Data about app and page elements
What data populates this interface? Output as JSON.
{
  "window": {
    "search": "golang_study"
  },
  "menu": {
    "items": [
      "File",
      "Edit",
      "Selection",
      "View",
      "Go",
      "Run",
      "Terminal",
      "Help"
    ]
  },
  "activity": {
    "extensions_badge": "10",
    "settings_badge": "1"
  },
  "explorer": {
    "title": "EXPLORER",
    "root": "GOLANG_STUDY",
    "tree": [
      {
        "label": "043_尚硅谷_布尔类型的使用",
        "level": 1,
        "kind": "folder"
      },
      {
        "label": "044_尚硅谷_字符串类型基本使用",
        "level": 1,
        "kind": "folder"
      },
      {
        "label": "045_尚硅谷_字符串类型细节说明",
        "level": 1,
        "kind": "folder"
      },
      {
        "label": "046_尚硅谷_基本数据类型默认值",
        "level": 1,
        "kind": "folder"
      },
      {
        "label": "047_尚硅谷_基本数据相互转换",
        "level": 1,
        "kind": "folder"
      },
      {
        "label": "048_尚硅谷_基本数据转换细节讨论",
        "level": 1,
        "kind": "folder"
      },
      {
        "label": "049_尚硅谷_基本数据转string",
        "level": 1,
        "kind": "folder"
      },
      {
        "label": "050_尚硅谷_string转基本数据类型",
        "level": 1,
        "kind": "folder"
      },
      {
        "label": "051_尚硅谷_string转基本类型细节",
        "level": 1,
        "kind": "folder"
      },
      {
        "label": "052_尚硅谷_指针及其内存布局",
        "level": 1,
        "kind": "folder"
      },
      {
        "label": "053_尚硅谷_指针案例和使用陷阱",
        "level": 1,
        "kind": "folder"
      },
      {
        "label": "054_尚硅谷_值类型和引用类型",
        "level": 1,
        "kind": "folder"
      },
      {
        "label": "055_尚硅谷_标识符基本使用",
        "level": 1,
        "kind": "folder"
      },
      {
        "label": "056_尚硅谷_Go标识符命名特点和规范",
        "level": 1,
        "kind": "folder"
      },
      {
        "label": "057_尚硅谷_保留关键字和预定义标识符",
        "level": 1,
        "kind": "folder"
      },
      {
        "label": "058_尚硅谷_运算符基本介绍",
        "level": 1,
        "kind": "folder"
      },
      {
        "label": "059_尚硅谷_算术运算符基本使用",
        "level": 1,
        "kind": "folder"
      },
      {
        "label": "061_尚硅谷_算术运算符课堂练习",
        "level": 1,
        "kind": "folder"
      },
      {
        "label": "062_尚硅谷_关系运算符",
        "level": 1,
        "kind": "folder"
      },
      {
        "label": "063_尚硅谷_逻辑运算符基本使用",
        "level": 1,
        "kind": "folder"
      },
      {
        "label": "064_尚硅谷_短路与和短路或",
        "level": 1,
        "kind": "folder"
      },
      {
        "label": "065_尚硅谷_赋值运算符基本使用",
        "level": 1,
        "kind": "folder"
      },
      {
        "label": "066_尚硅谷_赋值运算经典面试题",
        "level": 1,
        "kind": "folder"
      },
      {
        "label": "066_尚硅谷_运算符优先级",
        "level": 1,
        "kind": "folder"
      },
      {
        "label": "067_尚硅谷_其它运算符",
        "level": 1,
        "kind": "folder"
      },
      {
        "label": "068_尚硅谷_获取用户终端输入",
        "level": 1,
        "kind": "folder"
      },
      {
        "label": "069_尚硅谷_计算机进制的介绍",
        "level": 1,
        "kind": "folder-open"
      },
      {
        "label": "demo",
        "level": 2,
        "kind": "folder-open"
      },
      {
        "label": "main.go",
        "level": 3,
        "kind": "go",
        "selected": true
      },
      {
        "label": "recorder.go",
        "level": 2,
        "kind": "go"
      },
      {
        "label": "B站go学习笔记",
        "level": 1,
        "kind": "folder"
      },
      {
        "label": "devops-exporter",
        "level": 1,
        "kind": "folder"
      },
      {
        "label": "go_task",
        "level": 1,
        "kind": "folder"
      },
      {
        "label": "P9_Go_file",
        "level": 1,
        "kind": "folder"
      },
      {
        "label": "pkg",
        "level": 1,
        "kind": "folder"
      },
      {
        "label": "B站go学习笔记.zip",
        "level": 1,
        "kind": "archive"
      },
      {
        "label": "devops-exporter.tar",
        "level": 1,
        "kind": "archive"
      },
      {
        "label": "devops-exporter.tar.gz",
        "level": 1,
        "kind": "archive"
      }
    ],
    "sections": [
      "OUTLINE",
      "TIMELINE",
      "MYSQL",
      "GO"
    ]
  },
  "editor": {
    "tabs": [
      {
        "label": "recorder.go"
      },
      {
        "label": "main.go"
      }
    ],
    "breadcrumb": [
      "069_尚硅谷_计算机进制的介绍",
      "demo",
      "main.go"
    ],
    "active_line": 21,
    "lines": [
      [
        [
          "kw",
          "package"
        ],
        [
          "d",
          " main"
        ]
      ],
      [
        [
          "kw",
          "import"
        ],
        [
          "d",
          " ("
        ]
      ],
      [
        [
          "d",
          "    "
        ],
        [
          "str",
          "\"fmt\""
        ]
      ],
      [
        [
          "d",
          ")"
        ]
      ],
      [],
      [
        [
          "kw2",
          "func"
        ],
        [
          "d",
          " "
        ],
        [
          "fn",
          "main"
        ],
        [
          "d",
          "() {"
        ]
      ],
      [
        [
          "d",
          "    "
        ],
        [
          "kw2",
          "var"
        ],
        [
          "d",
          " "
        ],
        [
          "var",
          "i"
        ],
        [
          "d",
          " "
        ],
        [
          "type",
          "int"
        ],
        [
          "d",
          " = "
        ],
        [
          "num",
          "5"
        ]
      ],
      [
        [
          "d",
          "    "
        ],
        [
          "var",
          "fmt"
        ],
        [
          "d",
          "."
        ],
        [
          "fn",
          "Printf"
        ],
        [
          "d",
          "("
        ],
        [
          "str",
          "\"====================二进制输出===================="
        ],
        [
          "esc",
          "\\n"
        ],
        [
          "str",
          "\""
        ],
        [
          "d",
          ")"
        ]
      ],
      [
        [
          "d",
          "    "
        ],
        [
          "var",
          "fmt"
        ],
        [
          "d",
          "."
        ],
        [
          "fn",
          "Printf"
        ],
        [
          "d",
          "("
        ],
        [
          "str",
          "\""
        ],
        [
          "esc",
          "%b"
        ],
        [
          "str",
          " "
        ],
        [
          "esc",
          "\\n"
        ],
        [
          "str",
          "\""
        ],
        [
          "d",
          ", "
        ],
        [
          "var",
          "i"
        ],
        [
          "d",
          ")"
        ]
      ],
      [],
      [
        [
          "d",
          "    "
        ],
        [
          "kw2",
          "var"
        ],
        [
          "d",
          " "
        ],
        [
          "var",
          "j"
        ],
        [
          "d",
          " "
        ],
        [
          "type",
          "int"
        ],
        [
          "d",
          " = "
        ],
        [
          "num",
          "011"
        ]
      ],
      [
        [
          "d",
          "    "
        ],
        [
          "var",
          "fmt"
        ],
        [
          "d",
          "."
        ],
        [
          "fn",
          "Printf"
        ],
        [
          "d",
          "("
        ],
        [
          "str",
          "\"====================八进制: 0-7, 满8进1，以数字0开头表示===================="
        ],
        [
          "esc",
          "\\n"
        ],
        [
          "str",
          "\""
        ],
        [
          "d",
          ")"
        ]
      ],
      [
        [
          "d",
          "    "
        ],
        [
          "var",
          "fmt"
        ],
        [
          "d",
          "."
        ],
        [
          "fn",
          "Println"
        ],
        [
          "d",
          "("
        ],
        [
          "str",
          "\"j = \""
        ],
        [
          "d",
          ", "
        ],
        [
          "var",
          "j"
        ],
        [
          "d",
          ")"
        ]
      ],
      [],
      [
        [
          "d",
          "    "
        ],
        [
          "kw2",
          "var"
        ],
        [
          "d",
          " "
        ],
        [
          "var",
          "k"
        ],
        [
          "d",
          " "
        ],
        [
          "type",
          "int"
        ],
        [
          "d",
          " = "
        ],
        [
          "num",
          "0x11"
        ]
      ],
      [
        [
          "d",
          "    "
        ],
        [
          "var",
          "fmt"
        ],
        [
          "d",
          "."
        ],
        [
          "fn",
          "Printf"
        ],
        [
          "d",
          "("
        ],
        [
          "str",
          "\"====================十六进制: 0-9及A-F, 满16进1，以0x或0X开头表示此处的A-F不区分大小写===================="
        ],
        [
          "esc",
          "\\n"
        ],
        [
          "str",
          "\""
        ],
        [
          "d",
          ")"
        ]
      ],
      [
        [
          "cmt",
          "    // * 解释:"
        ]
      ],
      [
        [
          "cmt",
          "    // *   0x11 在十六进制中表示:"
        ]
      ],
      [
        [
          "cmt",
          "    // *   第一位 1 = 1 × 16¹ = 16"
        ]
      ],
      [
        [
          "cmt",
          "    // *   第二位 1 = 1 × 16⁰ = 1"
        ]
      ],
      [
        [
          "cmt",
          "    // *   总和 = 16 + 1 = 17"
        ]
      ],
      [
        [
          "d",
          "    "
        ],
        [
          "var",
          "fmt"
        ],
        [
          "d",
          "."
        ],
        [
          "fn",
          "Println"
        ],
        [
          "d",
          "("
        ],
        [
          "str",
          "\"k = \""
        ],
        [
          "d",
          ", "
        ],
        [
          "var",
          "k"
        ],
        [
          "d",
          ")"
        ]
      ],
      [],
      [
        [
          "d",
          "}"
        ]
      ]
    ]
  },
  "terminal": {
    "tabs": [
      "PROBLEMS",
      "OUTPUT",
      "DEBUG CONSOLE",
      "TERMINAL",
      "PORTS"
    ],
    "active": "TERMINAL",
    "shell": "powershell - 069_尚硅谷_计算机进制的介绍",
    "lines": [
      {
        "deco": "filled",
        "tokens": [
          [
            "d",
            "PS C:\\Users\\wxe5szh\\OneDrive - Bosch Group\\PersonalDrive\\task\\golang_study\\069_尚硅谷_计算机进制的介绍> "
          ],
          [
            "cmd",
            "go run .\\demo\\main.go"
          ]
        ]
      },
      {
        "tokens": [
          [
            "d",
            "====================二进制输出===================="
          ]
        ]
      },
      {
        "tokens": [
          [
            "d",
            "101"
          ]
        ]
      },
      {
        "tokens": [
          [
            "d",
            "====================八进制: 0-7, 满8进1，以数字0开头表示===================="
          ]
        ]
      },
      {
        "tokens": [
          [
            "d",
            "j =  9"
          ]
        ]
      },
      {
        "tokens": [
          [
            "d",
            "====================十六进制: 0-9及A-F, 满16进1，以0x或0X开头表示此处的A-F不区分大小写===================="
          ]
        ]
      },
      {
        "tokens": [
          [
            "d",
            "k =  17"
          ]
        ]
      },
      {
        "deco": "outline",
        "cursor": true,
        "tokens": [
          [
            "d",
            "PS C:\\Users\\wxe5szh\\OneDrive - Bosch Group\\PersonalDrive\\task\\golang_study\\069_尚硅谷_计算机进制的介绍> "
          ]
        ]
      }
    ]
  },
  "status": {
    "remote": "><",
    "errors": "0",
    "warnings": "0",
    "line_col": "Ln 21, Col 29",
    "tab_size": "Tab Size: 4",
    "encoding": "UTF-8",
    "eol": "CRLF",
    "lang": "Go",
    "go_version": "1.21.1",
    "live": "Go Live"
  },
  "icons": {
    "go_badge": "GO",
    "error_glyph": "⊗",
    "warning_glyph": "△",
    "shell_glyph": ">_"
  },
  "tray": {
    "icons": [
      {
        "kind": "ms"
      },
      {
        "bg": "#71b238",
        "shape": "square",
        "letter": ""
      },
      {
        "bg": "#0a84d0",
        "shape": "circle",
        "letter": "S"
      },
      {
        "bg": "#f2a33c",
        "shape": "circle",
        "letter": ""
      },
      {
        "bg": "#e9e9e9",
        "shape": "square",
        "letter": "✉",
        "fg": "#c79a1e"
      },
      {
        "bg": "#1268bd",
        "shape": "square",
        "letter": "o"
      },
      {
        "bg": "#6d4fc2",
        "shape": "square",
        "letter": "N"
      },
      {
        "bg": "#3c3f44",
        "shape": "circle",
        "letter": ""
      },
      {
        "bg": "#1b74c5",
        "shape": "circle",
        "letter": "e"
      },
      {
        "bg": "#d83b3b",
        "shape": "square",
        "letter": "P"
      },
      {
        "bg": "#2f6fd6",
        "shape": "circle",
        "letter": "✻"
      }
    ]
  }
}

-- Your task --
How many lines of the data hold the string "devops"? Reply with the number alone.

-- Reply to the task --
3